Problem requirements: Search the data for the word "TECNO" and copy every line where it occurs.

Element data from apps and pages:
------------------------

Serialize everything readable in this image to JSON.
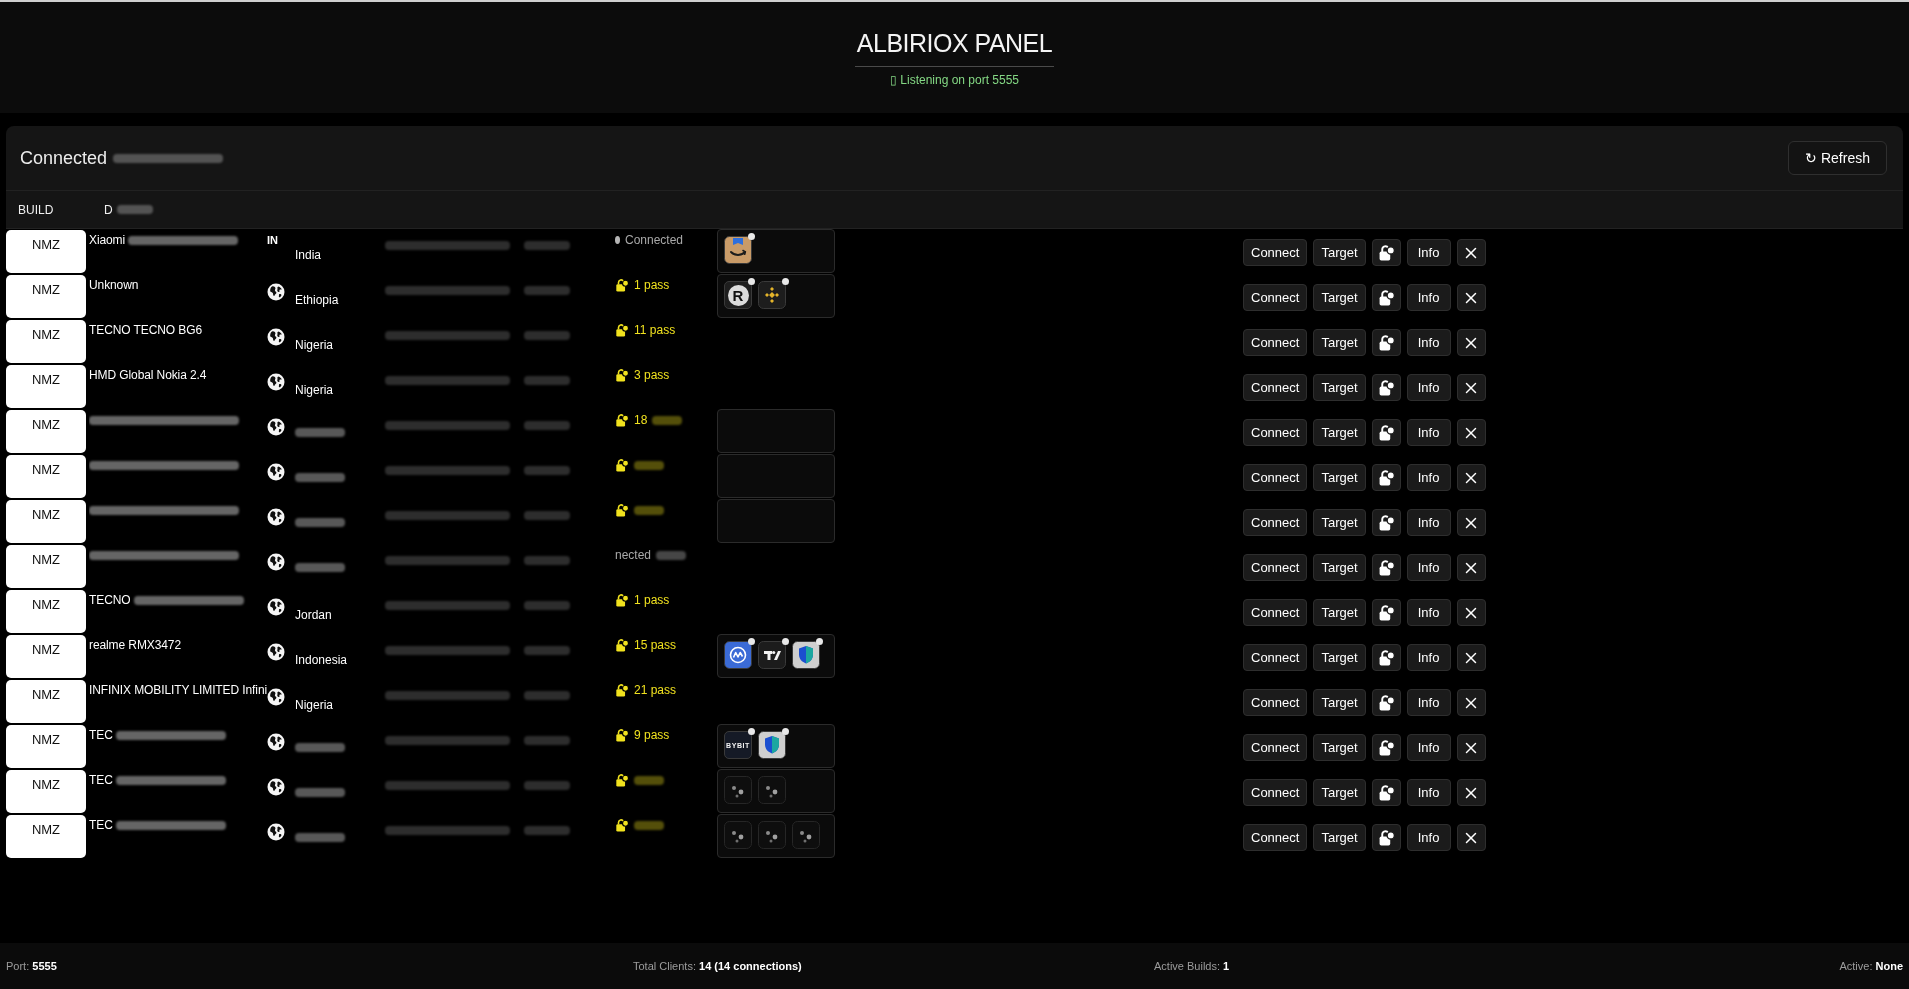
{
  "header": {
    "title": "ALBIRIOX PANEL",
    "subtitle": "▯ Listening on port 5555"
  },
  "clients": {
    "title": "Connected",
    "title_smudged": true,
    "refresh": "↻ Refresh",
    "columns": [
      {
        "label": "BUILD",
        "smudged": false
      },
      {
        "label": "D",
        "smudged": true
      }
    ],
    "rows": [
      {
        "build": "NMZ",
        "device": "Xiaomi",
        "device_smudged": true,
        "flag": {
          "kind": "code",
          "text": "IN"
        },
        "country": "India",
        "country_smudged": false,
        "status": {
          "kind": "connected",
          "text": "Connected"
        },
        "status_smudged": false,
        "apps_panel": true,
        "apps": [
          {
            "kind": "smile-box",
            "badge": true
          }
        ],
        "actions": [
          {
            "kind": "text",
            "label": "Connect"
          },
          {
            "kind": "text",
            "label": "Target"
          },
          {
            "kind": "lock"
          },
          {
            "kind": "text",
            "label": "Info"
          },
          {
            "kind": "close"
          }
        ]
      },
      {
        "build": "NMZ",
        "device": "Unknown",
        "device_smudged": false,
        "flag": {
          "kind": "globe"
        },
        "country": "Ethiopia",
        "country_smudged": false,
        "status": {
          "kind": "pass",
          "text": "1 pass"
        },
        "status_smudged": false,
        "apps_panel": true,
        "apps": [
          {
            "kind": "letter",
            "label": "R",
            "badge": true
          },
          {
            "kind": "diamond",
            "badge": true
          }
        ],
        "actions": [
          {
            "kind": "text",
            "label": "Connect"
          },
          {
            "kind": "text",
            "label": "Target"
          },
          {
            "kind": "lock"
          },
          {
            "kind": "text",
            "label": "Info"
          },
          {
            "kind": "close"
          }
        ]
      },
      {
        "build": "NMZ",
        "device": "TECNO TECNO BG6",
        "device_smudged": false,
        "flag": {
          "kind": "globe"
        },
        "country": "Nigeria",
        "country_smudged": false,
        "status": {
          "kind": "pass",
          "text": "11 pass"
        },
        "status_smudged": false,
        "apps_panel": false,
        "actions": [
          {
            "kind": "text",
            "label": "Connect"
          },
          {
            "kind": "text",
            "label": "Target"
          },
          {
            "kind": "lock"
          },
          {
            "kind": "text",
            "label": "Info"
          },
          {
            "kind": "close"
          }
        ]
      },
      {
        "build": "NMZ",
        "device": "HMD Global Nokia 2.4",
        "device_smudged": false,
        "flag": {
          "kind": "globe"
        },
        "country": "Nigeria",
        "country_smudged": false,
        "status": {
          "kind": "pass",
          "text": "3 pass"
        },
        "status_smudged": false,
        "apps_panel": false,
        "actions": [
          {
            "kind": "text",
            "label": "Connect"
          },
          {
            "kind": "text",
            "label": "Target"
          },
          {
            "kind": "lock"
          },
          {
            "kind": "text",
            "label": "Info"
          },
          {
            "kind": "close"
          }
        ]
      },
      {
        "build": "NMZ",
        "device_smudged": true,
        "flag": {
          "kind": "globe"
        },
        "country_smudged": true,
        "status": {
          "kind": "pass",
          "text": "18"
        },
        "status_smudged": true,
        "apps_panel": true,
        "actions": [
          {
            "kind": "text",
            "label": "Connect"
          },
          {
            "kind": "text",
            "label": "Target"
          },
          {
            "kind": "lock"
          },
          {
            "kind": "text",
            "label": "Info"
          },
          {
            "kind": "close"
          }
        ]
      },
      {
        "build": "NMZ",
        "device_smudged": true,
        "flag": {
          "kind": "globe"
        },
        "country_smudged": true,
        "status": {
          "kind": "pass"
        },
        "status_smudged": true,
        "apps_panel": true,
        "actions": [
          {
            "kind": "text",
            "label": "Connect"
          },
          {
            "kind": "text",
            "label": "Target"
          },
          {
            "kind": "lock"
          },
          {
            "kind": "text",
            "label": "Info"
          },
          {
            "kind": "close"
          }
        ]
      },
      {
        "build": "NMZ",
        "device_smudged": true,
        "flag": {
          "kind": "globe"
        },
        "country_smudged": true,
        "status": {
          "kind": "pass"
        },
        "status_smudged": true,
        "apps_panel": true,
        "actions": [
          {
            "kind": "text",
            "label": "Connect"
          },
          {
            "kind": "text",
            "label": "Target"
          },
          {
            "kind": "lock"
          },
          {
            "kind": "text",
            "label": "Info"
          },
          {
            "kind": "close"
          }
        ]
      },
      {
        "build": "NMZ",
        "device_smudged": true,
        "flag": {
          "kind": "globe"
        },
        "country_smudged": true,
        "status": {
          "kind": "plain",
          "text": "nected"
        },
        "status_smudged": true,
        "apps_panel": false,
        "actions": [
          {
            "kind": "text",
            "label": "Connect"
          },
          {
            "kind": "text",
            "label": "Target"
          },
          {
            "kind": "lock"
          },
          {
            "kind": "text",
            "label": "Info"
          },
          {
            "kind": "close"
          }
        ]
      },
      {
        "build": "NMZ",
        "device": "TECNO",
        "device_smudged": true,
        "flag": {
          "kind": "globe"
        },
        "country": "Jordan",
        "country_smudged": false,
        "status": {
          "kind": "pass",
          "text": "1 pass"
        },
        "status_smudged": false,
        "apps_panel": false,
        "actions": [
          {
            "kind": "text",
            "label": "Connect"
          },
          {
            "kind": "text",
            "label": "Target"
          },
          {
            "kind": "lock"
          },
          {
            "kind": "text",
            "label": "Info"
          },
          {
            "kind": "close"
          }
        ]
      },
      {
        "build": "NMZ",
        "device": "realme RMX3472",
        "device_smudged": false,
        "flag": {
          "kind": "globe"
        },
        "country": "Indonesia",
        "country_smudged": false,
        "status": {
          "kind": "pass",
          "text": "15 pass"
        },
        "status_smudged": false,
        "apps_panel": true,
        "apps": [
          {
            "kind": "wave",
            "badge": true
          },
          {
            "kind": "tshape",
            "badge": true
          },
          {
            "kind": "shield",
            "badge": true
          }
        ],
        "actions": [
          {
            "kind": "text",
            "label": "Connect"
          },
          {
            "kind": "text",
            "label": "Target"
          },
          {
            "kind": "lock"
          },
          {
            "kind": "text",
            "label": "Info"
          },
          {
            "kind": "close"
          }
        ]
      },
      {
        "build": "NMZ",
        "device": "INFINIX MOBILITY LIMITED Infini",
        "device_smudged": false,
        "flag": {
          "kind": "globe"
        },
        "country": "Nigeria",
        "country_smudged": false,
        "status": {
          "kind": "pass",
          "text": "21 pass"
        },
        "status_smudged": false,
        "apps_panel": false,
        "actions": [
          {
            "kind": "text",
            "label": "Connect"
          },
          {
            "kind": "text",
            "label": "Target"
          },
          {
            "kind": "lock"
          },
          {
            "kind": "text",
            "label": "Info"
          },
          {
            "kind": "close"
          }
        ]
      },
      {
        "build": "NMZ",
        "device": "TEC",
        "device_smudged": true,
        "flag": {
          "kind": "globe"
        },
        "country_smudged": true,
        "status": {
          "kind": "pass",
          "text": "9 pass"
        },
        "status_smudged": false,
        "apps_panel": true,
        "apps": [
          {
            "kind": "wordmark",
            "label": "BYBIT",
            "badge": true
          },
          {
            "kind": "shield",
            "badge": true
          }
        ],
        "actions": [
          {
            "kind": "text",
            "label": "Connect"
          },
          {
            "kind": "text",
            "label": "Target"
          },
          {
            "kind": "lock"
          },
          {
            "kind": "text",
            "label": "Info"
          },
          {
            "kind": "close"
          }
        ]
      },
      {
        "build": "NMZ",
        "device": "TEC",
        "device_smudged": true,
        "flag": {
          "kind": "globe"
        },
        "country_smudged": true,
        "status": {
          "kind": "pass"
        },
        "status_smudged": true,
        "apps_panel": true,
        "apps": [
          {
            "kind": "faint",
            "badge": false
          },
          {
            "kind": "faint",
            "badge": false
          }
        ],
        "actions": [
          {
            "kind": "text",
            "label": "Connect"
          },
          {
            "kind": "text",
            "label": "Target"
          },
          {
            "kind": "lock"
          },
          {
            "kind": "text",
            "label": "Info"
          },
          {
            "kind": "close"
          }
        ]
      },
      {
        "build": "NMZ",
        "device": "TEC",
        "device_smudged": true,
        "flag": {
          "kind": "globe"
        },
        "country_smudged": true,
        "status": {
          "kind": "pass"
        },
        "status_smudged": true,
        "apps_panel": true,
        "apps": [
          {
            "kind": "faint",
            "badge": false
          },
          {
            "kind": "faint",
            "badge": false
          },
          {
            "kind": "faint",
            "badge": false
          }
        ],
        "actions": [
          {
            "kind": "text",
            "label": "Connect"
          },
          {
            "kind": "text",
            "label": "Target"
          },
          {
            "kind": "lock"
          },
          {
            "kind": "text",
            "label": "Info"
          },
          {
            "kind": "close"
          }
        ]
      }
    ]
  },
  "status_bar": [
    "Port: **5555**",
    "Total Clients: **14 (14 connections)**",
    "Active Builds: **1**",
    "Active: **None**"
  ]
}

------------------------

Solution below:
        "device": "TECNO TECNO BG6",
        "device": "TECNO",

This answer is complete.